It’s also profound to think about just how fragile the entire arrangement is. The vast majority of coffee plants in the field today are really, really (really) genetically similar. Most varieties are not resistant to major diseases. Most are way too old (World Coffee Research guesses that about 50% of coffee trees are more than 50 years old). That leaves coffee especially vulnerable — to disease epidemics like the one that devastated Central American production after 2012, to extremes in weather like excessive rain or drought or frost.

When crops are facing challenges like these, it helps to go back to basics: Coffee is a plant. So — what is needed to help the plant thrive? And, thereby, to help the humans who depend on it?

Continue reading

Innovation, Sustainability, and the Global Coffee Industry

By Bambi Semroc, Conservation International

[Ed. note: To learn more about this project, join Bambi Semroc and Annette Pensel, Global Coffee Platform, for the breakout session “Making Coffee the First Sustainable Commodity,” at the NCA Annual Convention 2017, March 23-25, Austin, TX]

ci_30097488_full-768x512

Source: Conservation International, Cristina Mittermeier ©

Innovation is all around us.

From a 3D printer that enables doctors to construct human tissue, to a virtual reality headset that transports a policymaker in Washington, DC to a remote village in the Amazon to experience projects helping prevent deforestation. Things we never dreamed of 20 years ago are changing our daily lives. And, innovation is not just defined as “the next hot thing” – it’s critical to ensuring the sustainable growth of an industry.

The coffee sector is continually innovating. Consider the new roasting and brewing techniques that led to cold brew and single serve coffees. Or, consumer engagement through creative retail shops offering everything from hands-on technology to fully compostable cups.

That said, innovation in coffee also includes things the everyday drinker might not know about – from researchers developing new varieties and improved practices, to small-scale farmers adopting those varieties and experimenting with new techniques on their farms.

One of the most important innovations the coffee sector has been leading includes the work being done on sustainability.

Continue reading

Addressing an Aging Population

StockSnap_8C35014CE3.jpg

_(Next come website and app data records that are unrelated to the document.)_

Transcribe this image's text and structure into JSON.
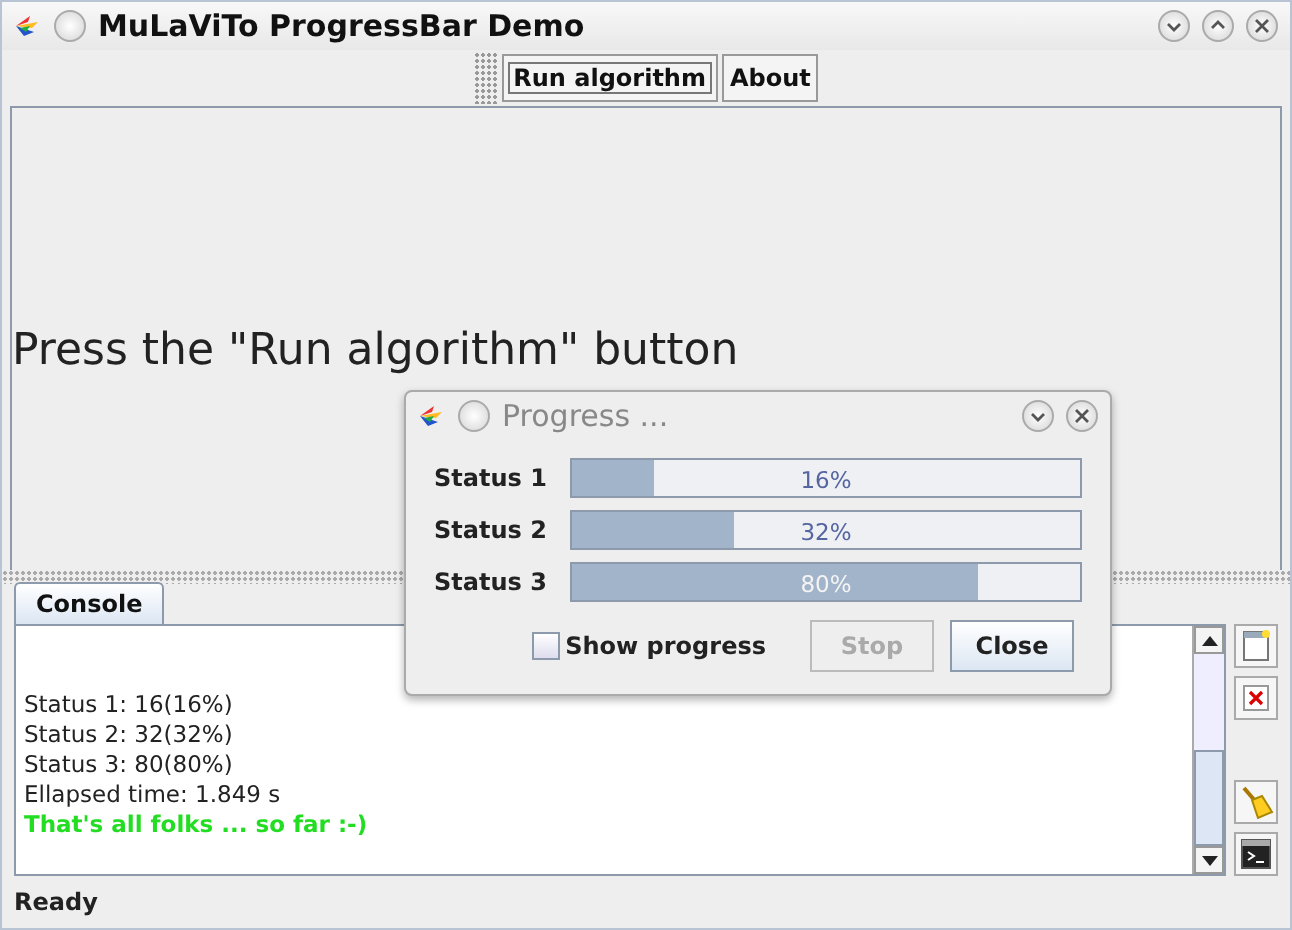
{
  "window": {
    "title": "MuLaViTo ProgressBar Demo"
  },
  "toolbar": [
    {
      "label": "Run algorithm",
      "focused": true
    },
    {
      "label": "About",
      "focused": false
    }
  ],
  "main_message": "Press the \"Run algorithm\" button",
  "console": {
    "tabs": [
      {
        "label": "Console",
        "selected": true
      }
    ],
    "lines": [
      {
        "text": "Status 1: 16(16%)",
        "kind": "normal"
      },
      {
        "text": "Status 2: 32(32%)",
        "kind": "normal"
      },
      {
        "text": "Status 3: 80(80%)",
        "kind": "normal"
      },
      {
        "text": "Ellapsed time: 1.849 s",
        "kind": "normal"
      },
      {
        "text": "That's all folks ... so far :-)",
        "kind": "success"
      }
    ]
  },
  "status_bar": "Ready",
  "dialog": {
    "title": "Progress ...",
    "bars": [
      {
        "label": "Status 1",
        "level": 0.16,
        "reading": "16%"
      },
      {
        "label": "Status 2",
        "level": 0.32,
        "reading": "32%"
      },
      {
        "label": "Status 3",
        "level": 0.8,
        "reading": "80%"
      }
    ],
    "show_progress": {
      "label": "Show progress",
      "checked": false
    },
    "buttons": [
      {
        "label": "Stop",
        "disabled": true
      },
      {
        "label": "Close",
        "disabled": false
      }
    ]
  }
}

Report highlights coffee’s potential role in reducing cognitive decline

Moderate coffee consumption (3-5 cups per day) may protect against age-related cognitive decline and related neurodegenerative diseases such as Alzheimer’s and Parkinson’s, according to a new report from the Institute for Scientific Information on Coffee (ISIC).

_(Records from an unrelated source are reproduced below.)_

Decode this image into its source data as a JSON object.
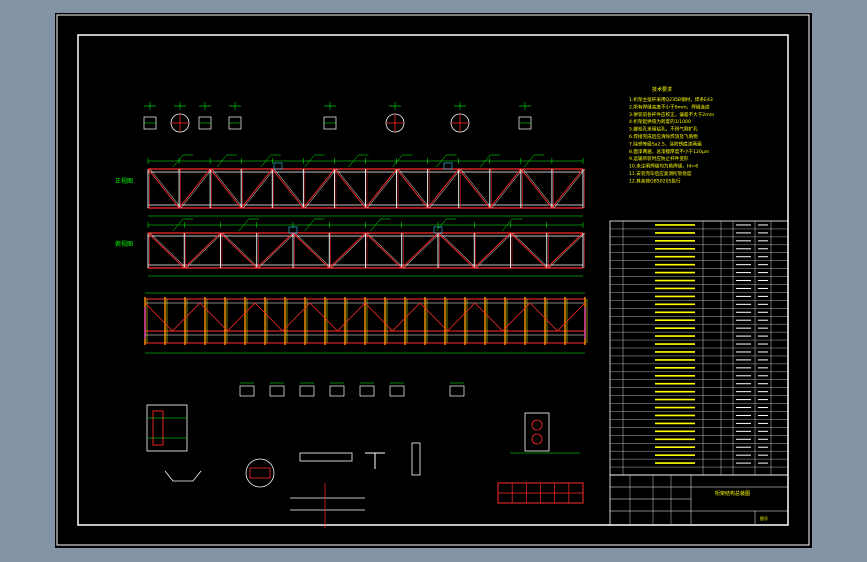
{
  "drawing": {
    "colors": {
      "background": "#000000",
      "frame": "#ffffff",
      "truss_red": "#ff2a2a",
      "dimension_green": "#00ff00",
      "note_yellow": "#ffff00",
      "member_orange": "#ff9900",
      "accent_magenta": "#ff33ff",
      "accent_cyan": "#33ccff"
    },
    "notes_title": "技术要求",
    "notes_lines": [
      "1.桁架主弦杆采用Q235B钢材，焊条E43",
      "2.所有焊缝高度不小于6mm，焊缝连续",
      "3.拼装前各杆件应校正，偏差不大于2mm",
      "4.桁架起拱值为跨度的1/1000",
      "5.螺栓孔采用钻孔，不得气割扩孔",
      "6.焊接完成后应清除焊渣及飞溅物",
      "7.除锈等级Sa2.5，涂防锈底漆两遍",
      "8.面漆两遍，总漆膜厚度不小于120μm",
      "9.运输吊装时应防止杆件变形",
      "10.未注明焊缝均为角焊缝，hf=6",
      "11.安装完毕后应复测桁架挠度",
      "12.其余按GB50205执行"
    ],
    "view_labels": [
      "正视图",
      "俯视图"
    ],
    "title_block": {
      "drawing_title": "桁架结构总装图",
      "sheet_label": "图号"
    }
  }
}
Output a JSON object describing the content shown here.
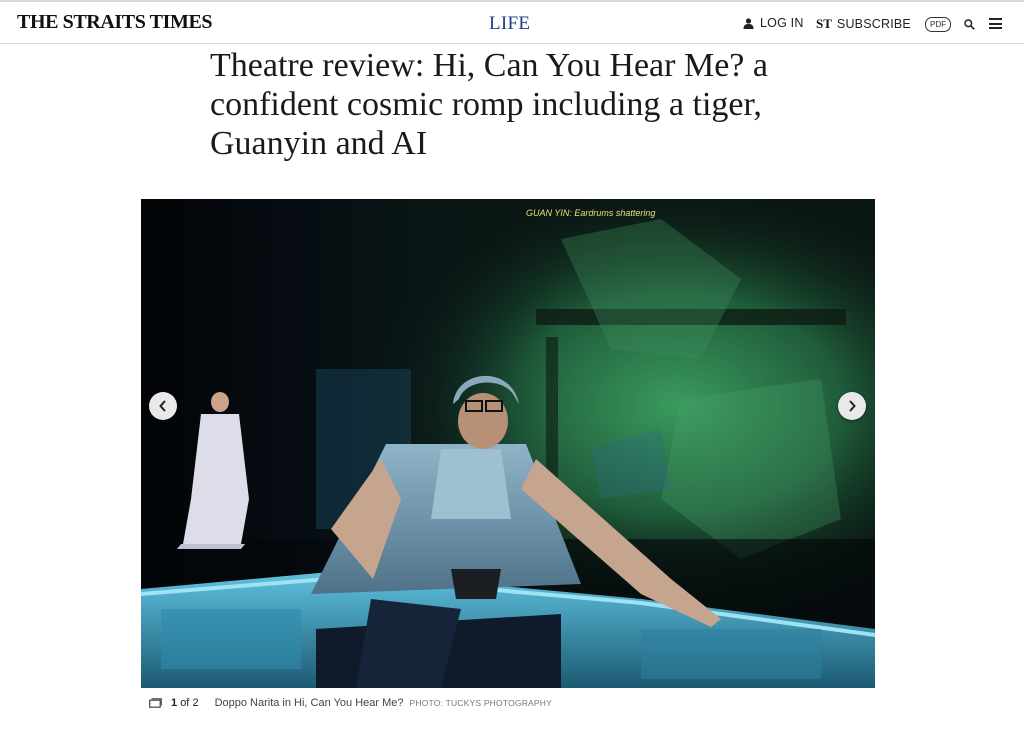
{
  "header": {
    "logo": "THE STRAITS TIMES",
    "section": "LIFE",
    "login_label": "LOG IN",
    "subscribe_mark": "ST",
    "subscribe_label": "SUBSCRIBE",
    "pdf_label": "PDF",
    "icons": {
      "login": "user-icon",
      "search": "search-icon",
      "menu": "hamburger-menu-icon"
    }
  },
  "article": {
    "headline": "Theatre review: Hi, Can You Hear Me? a confident cosmic romp including a tiger, Guanyin and AI"
  },
  "gallery": {
    "surtitle": "GUAN YIN: Eardrums shattering",
    "counter_current": "1",
    "counter_total": "2",
    "counter_separator": "of",
    "caption": "Doppo Narita in Hi, Can You Hear Me?",
    "credit_prefix": "PHOTO:",
    "credit": "TUCKYS PHOTOGRAPHY",
    "icons": {
      "prev": "chevron-left-icon",
      "next": "chevron-right-icon",
      "gallery": "gallery-icon"
    }
  },
  "colors": {
    "section": "#233a8c",
    "accent_stage": "#2e7d4f",
    "text": "#1a1a1a"
  }
}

This research supports mounting evidence suggesting that “long-term coffee intake could be a viable strategy for reducing the risk of Alzheimer’s disease, Parkinson’s disease, and other diseases associated with aging.”

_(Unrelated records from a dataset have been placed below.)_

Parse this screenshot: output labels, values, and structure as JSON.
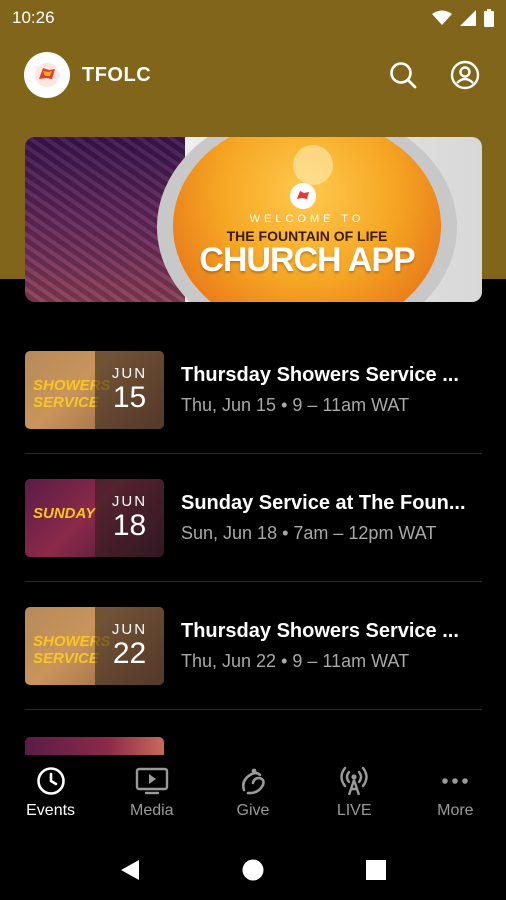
{
  "status_bar": {
    "time": "10:26",
    "icons": [
      "wifi-icon",
      "cellular-signal-icon",
      "battery-icon"
    ]
  },
  "app_bar": {
    "title": "TFOLC",
    "actions": [
      "search-icon",
      "account-icon"
    ]
  },
  "banner": {
    "welcome": "WELCOME TO",
    "church_name": "THE FOUNTAIN OF LIFE",
    "app_label": "CHURCH APP"
  },
  "events": [
    {
      "title": "Thursday Showers Service ...",
      "subtitle": "Thu, Jun 15 • 9 – 11am WAT",
      "month": "JUN",
      "day": "15",
      "thumb_text": "SHOWERS SERVICE",
      "thumb_theme": "orange"
    },
    {
      "title": "Sunday Service at The Foun...",
      "subtitle": "Sun, Jun 18 • 7am – 12pm WAT",
      "month": "JUN",
      "day": "18",
      "thumb_text": "SUNDAY",
      "thumb_theme": "purple"
    },
    {
      "title": "Thursday Showers Service ...",
      "subtitle": "Thu, Jun 22 • 9 – 11am WAT",
      "month": "JUN",
      "day": "22",
      "thumb_text": "SHOWERS SERVICE",
      "thumb_theme": "orange"
    }
  ],
  "bottom_nav": [
    {
      "label": "Events",
      "icon": "clock-icon",
      "active": true
    },
    {
      "label": "Media",
      "icon": "play-screen-icon",
      "active": false
    },
    {
      "label": "Give",
      "icon": "give-hand-icon",
      "active": false
    },
    {
      "label": "LIVE",
      "icon": "broadcast-icon",
      "active": false
    },
    {
      "label": "More",
      "icon": "more-dots-icon",
      "active": false
    }
  ],
  "colors": {
    "header_gold": "#80651a",
    "background": "#000000",
    "text_primary": "#ffffff",
    "text_secondary": "#a8a8a8"
  }
}
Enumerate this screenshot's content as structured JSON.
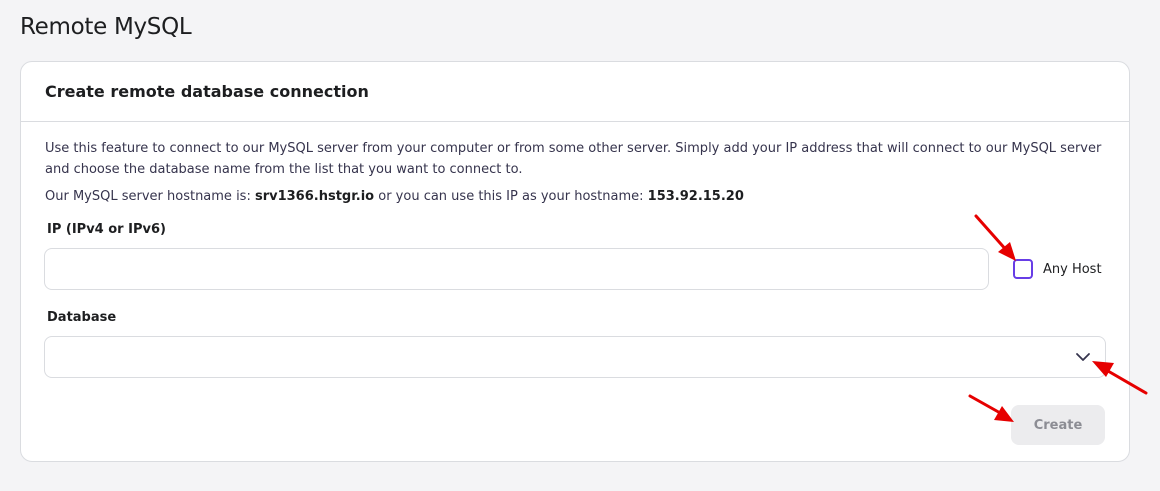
{
  "page": {
    "title": "Remote MySQL"
  },
  "card": {
    "title": "Create remote database connection",
    "description": "Use this feature to connect to our MySQL server from your computer or from some other server. Simply add your IP address that will connect to our MySQL server and choose the database name from the list that you want to connect to.",
    "host_prefix": "Our MySQL server hostname is: ",
    "hostname": "srv1366.hstgr.io",
    "host_middle": " or you can use this IP as your hostname: ",
    "host_ip": "153.92.15.20"
  },
  "ip_field": {
    "label": "IP (IPv4 or IPv6)",
    "value": "",
    "placeholder": ""
  },
  "any_host": {
    "label": "Any Host",
    "checked": false
  },
  "database_field": {
    "label": "Database",
    "selected": ""
  },
  "create_button": {
    "label": "Create",
    "disabled": true
  },
  "colors": {
    "accent": "#673de6",
    "annotation_arrow": "#e60000"
  },
  "icons": {
    "dropdown": "chevron-down-icon"
  }
}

Key highlights about coffee from the report include: Continue reading

Behind the Headlines: Coffee, Health, and Research

For the informed coffee drinker.

By Bill M. Murray, CAE, NCA, CEO
@Bill_CoffeeAssn

blog-coffee-health

We know that coffee helps fight fatigue – but how do we know this?

First, from personal observation – coffee drinkers feel the effects of caffeine, and sometimes observe them in others.

Second, there’s evidence in the form of coffee-drinker surveys. In 2016, 84% of coffee drinkers said that “coffee wakes me up and gets me going.”[1]

Third, independent researchers suggest that consuming caffeinated coffee may be linked to improved brain function, physical endurance, and athletic performance.[2]

Three different types of research, all leading to similar conclusions.

But when it comes to diet and health-related research, there are new headlines every day – sometimes with opposite claims. Coffee itself isn’t immune from this phenomenon, and it’s easy to see why.

Since the early 1990’s, at least 2,700 coffee and health related studies have been reported by researchers from all around the world.[3] With new coffee and health headlines emerging on a weekly basis, it is important that coffee drinkers think smart about the coffee and health news that breaks over their morning cup of coffee, some of which may even appear to be contradictory.

If you’re trying to stay up-to-date on coffee and health research, here are 4 things to keep in mind when reading the headlines.

Continue reading